To talk to the smart contract on the personal blockchain network inside the Truffle console, we must do a few things:

Run the newly created migration script, deploying the smart contract to the personal blockchain network.

Step-6 Project configuration file

First, we’ll update the project configuration file to specify the personal blockchain network we want set up in the first section. Find the file truffle-config.js and update the following code:

To-do list using Ethereum

Note: these should match the default settings provided by the Ganache personal blockchain network. If you changed any settings inside the Ganache settings page, like the port, those should be reflected here.

Step-7 Create a migration script

Next, we’ll create a migration script inside the migrations directory to deploy the smart contract to the personal blockchain network. From your project root, create a new file from the command line like this:

$ touch migrations/2_deploy_contracts.js

Any time we create a new smart contract, we are updating the state of the blockchain. As earlier i mentioned ,blockchain fundamentally is a database. Hence, whenever we permanently change it, we must migrate it from one state to another. This is very similar to a database migration that you might have performed in other web application development frameworks.
Notice that we number all of our files inside the migrations directory with numbers so that Truffle knows which order to execute them in. Inside this newly created migration file, you can use this code to deploy the smart contract:

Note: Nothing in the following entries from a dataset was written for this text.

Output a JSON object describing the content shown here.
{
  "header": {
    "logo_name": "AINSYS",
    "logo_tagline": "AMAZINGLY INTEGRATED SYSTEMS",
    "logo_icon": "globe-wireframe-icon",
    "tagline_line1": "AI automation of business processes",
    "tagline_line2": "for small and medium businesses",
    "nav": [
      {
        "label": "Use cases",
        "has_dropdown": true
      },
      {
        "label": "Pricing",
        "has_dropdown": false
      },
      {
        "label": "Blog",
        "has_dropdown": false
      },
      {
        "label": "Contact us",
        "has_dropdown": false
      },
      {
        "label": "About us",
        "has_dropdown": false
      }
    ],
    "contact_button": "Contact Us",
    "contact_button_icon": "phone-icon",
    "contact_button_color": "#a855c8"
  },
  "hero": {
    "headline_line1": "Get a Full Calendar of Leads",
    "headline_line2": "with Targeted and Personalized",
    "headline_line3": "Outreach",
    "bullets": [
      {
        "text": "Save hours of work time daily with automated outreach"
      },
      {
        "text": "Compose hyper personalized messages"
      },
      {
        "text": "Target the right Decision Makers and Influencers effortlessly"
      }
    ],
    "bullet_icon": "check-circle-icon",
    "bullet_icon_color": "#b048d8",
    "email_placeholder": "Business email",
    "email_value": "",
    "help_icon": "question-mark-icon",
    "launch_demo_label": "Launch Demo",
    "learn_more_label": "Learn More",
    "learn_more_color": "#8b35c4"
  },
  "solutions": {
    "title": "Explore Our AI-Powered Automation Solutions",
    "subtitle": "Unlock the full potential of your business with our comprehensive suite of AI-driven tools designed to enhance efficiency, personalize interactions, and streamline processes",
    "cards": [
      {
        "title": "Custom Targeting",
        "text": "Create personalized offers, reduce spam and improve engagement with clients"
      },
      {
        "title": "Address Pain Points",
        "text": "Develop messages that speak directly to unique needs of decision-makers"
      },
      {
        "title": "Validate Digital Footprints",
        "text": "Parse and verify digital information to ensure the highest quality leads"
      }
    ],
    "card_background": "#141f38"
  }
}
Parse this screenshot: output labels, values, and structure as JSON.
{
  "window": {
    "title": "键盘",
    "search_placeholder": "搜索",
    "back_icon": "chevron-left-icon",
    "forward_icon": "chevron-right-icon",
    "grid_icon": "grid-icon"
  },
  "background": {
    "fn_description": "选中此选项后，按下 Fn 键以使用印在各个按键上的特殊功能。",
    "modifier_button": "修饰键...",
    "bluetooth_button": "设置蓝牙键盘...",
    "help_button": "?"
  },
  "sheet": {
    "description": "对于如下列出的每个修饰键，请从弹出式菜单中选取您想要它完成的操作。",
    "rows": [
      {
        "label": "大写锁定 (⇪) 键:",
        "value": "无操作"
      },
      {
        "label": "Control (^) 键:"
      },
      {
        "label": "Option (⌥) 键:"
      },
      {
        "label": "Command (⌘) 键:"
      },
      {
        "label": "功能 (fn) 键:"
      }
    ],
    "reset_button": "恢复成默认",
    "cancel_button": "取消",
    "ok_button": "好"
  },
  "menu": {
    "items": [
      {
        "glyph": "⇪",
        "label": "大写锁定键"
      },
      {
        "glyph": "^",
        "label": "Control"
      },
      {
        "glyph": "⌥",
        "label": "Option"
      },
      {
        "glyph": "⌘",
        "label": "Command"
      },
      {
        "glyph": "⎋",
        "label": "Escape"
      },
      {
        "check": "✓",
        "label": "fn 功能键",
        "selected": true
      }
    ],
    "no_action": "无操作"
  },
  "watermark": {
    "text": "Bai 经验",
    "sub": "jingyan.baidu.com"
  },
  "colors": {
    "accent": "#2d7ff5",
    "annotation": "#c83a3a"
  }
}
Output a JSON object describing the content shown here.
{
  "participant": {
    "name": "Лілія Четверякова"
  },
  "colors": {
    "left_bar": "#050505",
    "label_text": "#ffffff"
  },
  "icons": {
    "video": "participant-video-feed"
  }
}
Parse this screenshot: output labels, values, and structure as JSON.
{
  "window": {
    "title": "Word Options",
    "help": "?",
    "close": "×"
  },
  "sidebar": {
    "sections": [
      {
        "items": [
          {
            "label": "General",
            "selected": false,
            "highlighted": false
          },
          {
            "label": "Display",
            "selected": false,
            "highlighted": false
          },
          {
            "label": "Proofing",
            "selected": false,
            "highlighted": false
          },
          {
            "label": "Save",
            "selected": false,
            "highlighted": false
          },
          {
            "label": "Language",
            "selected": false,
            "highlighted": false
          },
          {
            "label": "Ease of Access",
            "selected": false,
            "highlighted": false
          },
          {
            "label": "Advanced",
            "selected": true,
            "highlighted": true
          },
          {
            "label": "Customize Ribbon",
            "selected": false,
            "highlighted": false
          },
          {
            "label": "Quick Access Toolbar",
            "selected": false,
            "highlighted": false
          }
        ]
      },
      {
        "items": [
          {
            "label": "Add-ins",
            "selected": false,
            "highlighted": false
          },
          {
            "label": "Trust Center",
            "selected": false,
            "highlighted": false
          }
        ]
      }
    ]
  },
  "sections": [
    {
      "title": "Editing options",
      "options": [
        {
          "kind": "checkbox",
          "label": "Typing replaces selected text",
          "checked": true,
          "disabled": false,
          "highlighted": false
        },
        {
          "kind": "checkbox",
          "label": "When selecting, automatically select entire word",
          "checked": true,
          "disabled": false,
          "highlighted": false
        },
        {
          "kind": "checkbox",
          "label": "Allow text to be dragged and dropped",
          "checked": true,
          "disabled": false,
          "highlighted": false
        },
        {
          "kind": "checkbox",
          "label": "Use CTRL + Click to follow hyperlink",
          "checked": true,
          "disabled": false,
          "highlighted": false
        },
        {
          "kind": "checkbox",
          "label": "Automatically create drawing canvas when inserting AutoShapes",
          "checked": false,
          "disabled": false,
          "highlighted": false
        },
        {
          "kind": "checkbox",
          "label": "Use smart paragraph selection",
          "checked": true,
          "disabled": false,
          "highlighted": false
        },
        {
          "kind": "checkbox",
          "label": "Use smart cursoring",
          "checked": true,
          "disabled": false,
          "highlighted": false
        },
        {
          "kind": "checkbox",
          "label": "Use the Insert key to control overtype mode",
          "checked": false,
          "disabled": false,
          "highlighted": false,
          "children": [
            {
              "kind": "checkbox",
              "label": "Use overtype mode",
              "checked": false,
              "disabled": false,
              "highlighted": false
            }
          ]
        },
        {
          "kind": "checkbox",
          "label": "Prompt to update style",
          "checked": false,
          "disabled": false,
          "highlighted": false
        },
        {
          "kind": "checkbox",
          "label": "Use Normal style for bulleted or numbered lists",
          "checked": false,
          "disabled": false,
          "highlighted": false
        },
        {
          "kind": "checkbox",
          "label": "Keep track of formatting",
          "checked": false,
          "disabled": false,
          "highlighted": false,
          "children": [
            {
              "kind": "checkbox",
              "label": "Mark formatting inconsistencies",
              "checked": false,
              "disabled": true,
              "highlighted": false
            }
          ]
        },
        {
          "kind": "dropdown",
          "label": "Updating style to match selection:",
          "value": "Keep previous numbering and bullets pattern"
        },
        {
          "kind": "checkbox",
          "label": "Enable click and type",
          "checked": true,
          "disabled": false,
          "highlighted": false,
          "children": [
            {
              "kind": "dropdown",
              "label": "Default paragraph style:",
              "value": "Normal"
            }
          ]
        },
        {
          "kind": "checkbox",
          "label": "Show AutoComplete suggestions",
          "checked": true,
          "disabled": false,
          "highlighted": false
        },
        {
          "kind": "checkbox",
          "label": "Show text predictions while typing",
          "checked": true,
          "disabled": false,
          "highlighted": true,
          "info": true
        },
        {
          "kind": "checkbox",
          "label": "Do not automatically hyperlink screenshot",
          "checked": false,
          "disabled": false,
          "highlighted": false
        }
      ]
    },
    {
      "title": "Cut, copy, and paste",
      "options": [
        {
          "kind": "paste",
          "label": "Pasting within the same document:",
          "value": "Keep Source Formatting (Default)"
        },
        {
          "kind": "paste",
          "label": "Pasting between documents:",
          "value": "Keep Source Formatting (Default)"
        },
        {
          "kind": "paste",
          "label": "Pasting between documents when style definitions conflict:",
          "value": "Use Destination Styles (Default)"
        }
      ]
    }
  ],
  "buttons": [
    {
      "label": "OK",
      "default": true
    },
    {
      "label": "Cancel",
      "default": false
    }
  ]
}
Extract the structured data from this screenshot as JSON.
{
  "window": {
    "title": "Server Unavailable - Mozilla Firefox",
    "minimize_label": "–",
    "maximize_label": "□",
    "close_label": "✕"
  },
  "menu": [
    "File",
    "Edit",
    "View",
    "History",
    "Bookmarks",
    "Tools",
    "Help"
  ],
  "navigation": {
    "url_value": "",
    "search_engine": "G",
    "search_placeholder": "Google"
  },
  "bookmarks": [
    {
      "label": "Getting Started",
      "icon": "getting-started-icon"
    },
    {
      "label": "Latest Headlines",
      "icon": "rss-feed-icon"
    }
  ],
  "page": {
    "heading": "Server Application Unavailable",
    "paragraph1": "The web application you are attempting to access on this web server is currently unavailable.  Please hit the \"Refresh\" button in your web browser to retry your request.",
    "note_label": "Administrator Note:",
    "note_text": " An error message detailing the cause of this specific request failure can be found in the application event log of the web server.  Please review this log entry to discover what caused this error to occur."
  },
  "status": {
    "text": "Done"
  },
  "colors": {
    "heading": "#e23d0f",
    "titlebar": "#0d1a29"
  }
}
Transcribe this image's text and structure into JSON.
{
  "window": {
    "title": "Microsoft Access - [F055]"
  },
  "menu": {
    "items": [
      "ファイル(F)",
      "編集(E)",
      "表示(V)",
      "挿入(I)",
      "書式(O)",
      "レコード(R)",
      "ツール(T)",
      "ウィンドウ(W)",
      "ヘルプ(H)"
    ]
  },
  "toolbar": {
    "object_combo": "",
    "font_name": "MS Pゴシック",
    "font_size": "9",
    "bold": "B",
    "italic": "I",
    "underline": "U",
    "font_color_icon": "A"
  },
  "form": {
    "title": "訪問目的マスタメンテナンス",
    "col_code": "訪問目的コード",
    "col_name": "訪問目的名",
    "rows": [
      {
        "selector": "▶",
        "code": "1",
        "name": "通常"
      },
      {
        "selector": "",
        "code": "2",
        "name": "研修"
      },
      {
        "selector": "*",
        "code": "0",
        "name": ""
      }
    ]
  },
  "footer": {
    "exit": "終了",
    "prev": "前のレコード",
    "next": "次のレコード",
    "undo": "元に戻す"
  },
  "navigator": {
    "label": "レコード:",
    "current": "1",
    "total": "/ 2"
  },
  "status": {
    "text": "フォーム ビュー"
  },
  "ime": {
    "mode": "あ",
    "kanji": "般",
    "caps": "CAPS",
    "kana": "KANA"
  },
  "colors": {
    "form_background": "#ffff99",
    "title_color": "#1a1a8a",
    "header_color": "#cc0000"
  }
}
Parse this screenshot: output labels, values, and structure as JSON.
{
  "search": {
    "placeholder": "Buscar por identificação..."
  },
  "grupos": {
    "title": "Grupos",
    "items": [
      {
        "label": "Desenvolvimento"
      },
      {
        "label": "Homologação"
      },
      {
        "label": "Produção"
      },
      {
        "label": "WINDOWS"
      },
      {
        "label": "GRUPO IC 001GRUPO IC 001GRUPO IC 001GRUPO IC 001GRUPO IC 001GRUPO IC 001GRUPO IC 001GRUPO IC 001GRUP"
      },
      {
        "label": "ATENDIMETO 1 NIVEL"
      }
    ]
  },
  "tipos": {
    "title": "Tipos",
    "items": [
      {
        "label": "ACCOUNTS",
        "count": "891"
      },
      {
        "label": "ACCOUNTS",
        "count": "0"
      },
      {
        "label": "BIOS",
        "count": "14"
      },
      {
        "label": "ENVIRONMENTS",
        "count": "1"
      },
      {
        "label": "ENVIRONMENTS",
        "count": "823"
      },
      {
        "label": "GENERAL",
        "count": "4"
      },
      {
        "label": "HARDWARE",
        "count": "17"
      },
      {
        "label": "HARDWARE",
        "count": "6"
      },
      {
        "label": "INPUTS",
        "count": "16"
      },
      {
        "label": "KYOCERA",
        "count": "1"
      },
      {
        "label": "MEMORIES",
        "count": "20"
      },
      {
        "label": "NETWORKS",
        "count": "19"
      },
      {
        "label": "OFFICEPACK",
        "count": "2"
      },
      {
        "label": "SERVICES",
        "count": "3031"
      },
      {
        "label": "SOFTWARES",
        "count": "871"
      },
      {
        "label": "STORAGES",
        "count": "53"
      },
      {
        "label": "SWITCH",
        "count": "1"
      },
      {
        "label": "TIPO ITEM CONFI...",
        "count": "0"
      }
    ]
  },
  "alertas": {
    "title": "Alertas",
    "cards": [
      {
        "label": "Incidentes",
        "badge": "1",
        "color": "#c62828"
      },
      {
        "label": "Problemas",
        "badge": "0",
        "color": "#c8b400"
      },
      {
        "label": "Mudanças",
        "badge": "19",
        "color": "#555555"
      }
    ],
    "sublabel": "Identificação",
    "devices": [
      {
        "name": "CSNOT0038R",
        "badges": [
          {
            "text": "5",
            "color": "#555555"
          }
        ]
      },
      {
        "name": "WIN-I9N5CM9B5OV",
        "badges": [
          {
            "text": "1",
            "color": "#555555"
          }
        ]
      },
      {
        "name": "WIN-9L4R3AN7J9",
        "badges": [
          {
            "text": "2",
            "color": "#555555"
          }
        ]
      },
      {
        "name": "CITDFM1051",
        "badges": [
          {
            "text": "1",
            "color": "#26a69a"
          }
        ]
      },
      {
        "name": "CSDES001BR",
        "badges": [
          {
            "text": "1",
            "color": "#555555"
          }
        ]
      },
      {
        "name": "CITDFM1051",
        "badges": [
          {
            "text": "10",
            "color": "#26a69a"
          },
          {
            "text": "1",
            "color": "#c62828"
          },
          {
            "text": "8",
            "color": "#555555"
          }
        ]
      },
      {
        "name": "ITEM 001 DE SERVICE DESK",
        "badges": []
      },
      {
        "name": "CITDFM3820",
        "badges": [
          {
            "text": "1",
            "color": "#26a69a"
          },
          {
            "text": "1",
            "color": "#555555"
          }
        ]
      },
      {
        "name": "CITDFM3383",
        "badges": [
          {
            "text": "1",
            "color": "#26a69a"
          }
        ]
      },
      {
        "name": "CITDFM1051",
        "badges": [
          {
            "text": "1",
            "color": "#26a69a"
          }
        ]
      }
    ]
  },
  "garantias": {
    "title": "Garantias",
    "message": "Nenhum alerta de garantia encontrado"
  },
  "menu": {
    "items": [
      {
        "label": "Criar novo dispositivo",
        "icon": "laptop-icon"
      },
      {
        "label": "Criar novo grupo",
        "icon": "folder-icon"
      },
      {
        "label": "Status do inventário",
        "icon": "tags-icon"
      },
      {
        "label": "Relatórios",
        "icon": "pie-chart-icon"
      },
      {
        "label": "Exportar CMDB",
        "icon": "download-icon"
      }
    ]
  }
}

To-do list using Ethereum

Step-8 Assign Variable

First, we require the contract we’ve created, and assign it to a variable called “TodoList”. Next, we add it to the manifest of deployed contracts to ensure that it gets deployed when we run the migrations. Now let’s run this migration script from the command line like this:

$ truffle migrate

Step-9 Console to interact with the smart contract

Now that we have successfully migrated the smart contract to the personal blockchain network, let’s open the console to interact with the smart contract. You can open the truffle console from the command line like this:

$ truffle console

Step-10 Read the task Count from the contract

Now that we’re inside the console, let’s get an instance of our deployed smart contract and see if we can read the task Count from the contract. From the console, run this code:

todoList = await TodoList.deployed() 

Here To-do List is the name of the variable that we created in the migration file. We retrieved a deployed instance of the contract with the deployed() function, and assigned it to an to-do List. Also, note the use of the await keyword. We must interact with the blockchain in an asynchronous fashion.

Step-11 Value of task Count 

First, we can get the address of the smart contract that was deployed to the blockchain like this and then we can read the value of task Count from the storage :

We have done all of the following:

Please share and subscribe if you liked this and stay tuned with us for second and third part of this series.
Please refer code github . Click here to read my articles on Blockchain.